Probably the best place to start is your local library – get a few books on basic circuitry and read up. Then choose a simple introductory project, stock up on parts, and breadboard or solder it together.

  1. Get the following books:

a. The Engineer’s Mini Notebook Series by Forest M. Mims. They’re available at Radio Shack.

b. Getting Started in Electronics by Forrest M. Mims. Available at Radio Shack.

c. Basic Electronics Theory by Delton T. Horn.

d. 101 Solderless Breadboarding Projects by Delton T. Horn.

  1. Get a solderless breadboard (RS 276-169), jumper wire kit (RS 276-173), and power supply (+5 VDC, ±12 VDC). The latter can be purchased from a discount electronic supplier such as All Electronics or Jameco.

  2. Buy a handful of electronic components from Radio shack, All Electronics, or Jameco (resistors, capacitors, inductors, pots, transistors, diodes, LEDs, TTL logic chips, op-amps, etc.)

  3. Buy a cheap digital handheld multimeter. Check out Circuit Specialists.

  4. Subscribe to Popular Electronics and/or Nuts & Volts.

In my junior year of EE, I took a required techical writing class, which included a group writing project. My group did something about high temperature super conductors or something, but there was a guy in another group who wanted to explain how to build circuits to non-engineering hobbists. Before starting school, like chefIL11, he had wanted to build things, but didn’t know how to design circuits. Their group made a valiant attempt to condense a year’s worth of classes into a 15 minuite presentation, but you could see the confusion on the faces of the students from the other engineering disciplines. It just can’t be taught in that short of time. However, crcuits are not that difficult, just that there is a fair amount of information to learn. Either take classes as jnglmassiv suggests, or get books as others have recommended. Good luck.

try http://sound.westhost.com/beginners.htm for a (overcomplicated) introduction
this is probably better http://www.electronics-lab.com/articles/basics/theory/index.html

There’s a physics site somewhere that has a branched diagram covering pretty much the whole of known physics, that you can drill down into - it contains a very informative section about how electronic components work, how they are represented and how they behave in a circuit. I can’t seem to find the site though…
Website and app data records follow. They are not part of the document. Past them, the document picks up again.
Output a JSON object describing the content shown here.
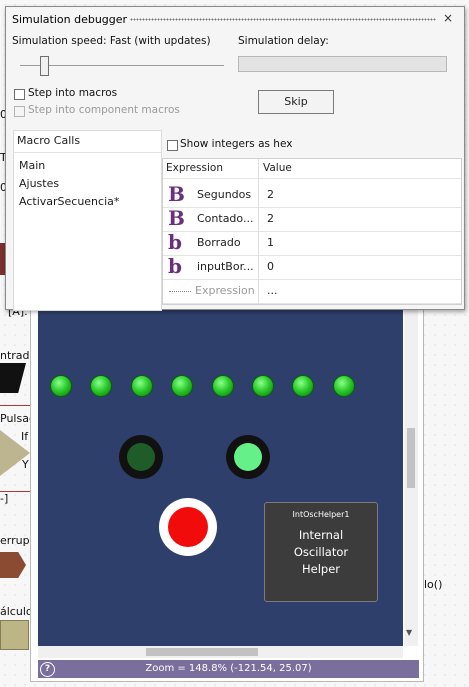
{
  "debugger": {
    "title": "Simulation debugger",
    "close_glyph": "×",
    "speed_label": "Simulation speed: Fast (with updates)",
    "delay_label": "Simulation delay:",
    "step_macros": "Step into macros",
    "step_component_macros": "Step into component macros",
    "skip_button": "Skip",
    "show_hex": "Show integers as hex",
    "macro_calls": {
      "header": "Macro Calls",
      "items": [
        "Main",
        "Ajustes",
        "ActivarSecuencia*"
      ]
    },
    "expressions": {
      "headers": [
        "Expression",
        "Value"
      ],
      "rows": [
        {
          "icon": "B",
          "name": "Segundos",
          "value": "2"
        },
        {
          "icon": "B",
          "name": "Contado...",
          "value": "2"
        },
        {
          "icon": "b",
          "name": "Borrado",
          "value": "1"
        },
        {
          "icon": "b",
          "name": "inputBor...",
          "value": "0"
        }
      ],
      "new_row": {
        "name": "Expression",
        "value": "..."
      }
    }
  },
  "background": {
    "fragments": {
      "tab_t": "T",
      "zero_a": "0",
      "zero_b": "0",
      "a_label": "[A]. L",
      "entrada": "ntrada",
      "pulsad": "Pulsad",
      "if": "If",
      "y": "Y",
      "bracket": "-]",
      "errupc": "errupc",
      "calculo": "álculo",
      "lo": "lo()"
    }
  },
  "simulation": {
    "leds_on": 8,
    "indicator_left": "off",
    "indicator_right": "on",
    "oscillator": {
      "name": "IntOscHelper1",
      "line1": "Internal",
      "line2": "Oscillator",
      "line3": "Helper"
    },
    "zoom_text": "Zoom = 148.8% (-121.54, 25.07)",
    "help_glyph": "?"
  },
  "colors": {
    "canvas": "#2e3f6b",
    "led_green": "#2ecc2e",
    "button_red": "#f20b0b",
    "icon_purple": "#6b2f7e"
  }
}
Might that be this one? Seems pretty comprehensive.


That’s the one! Thanks.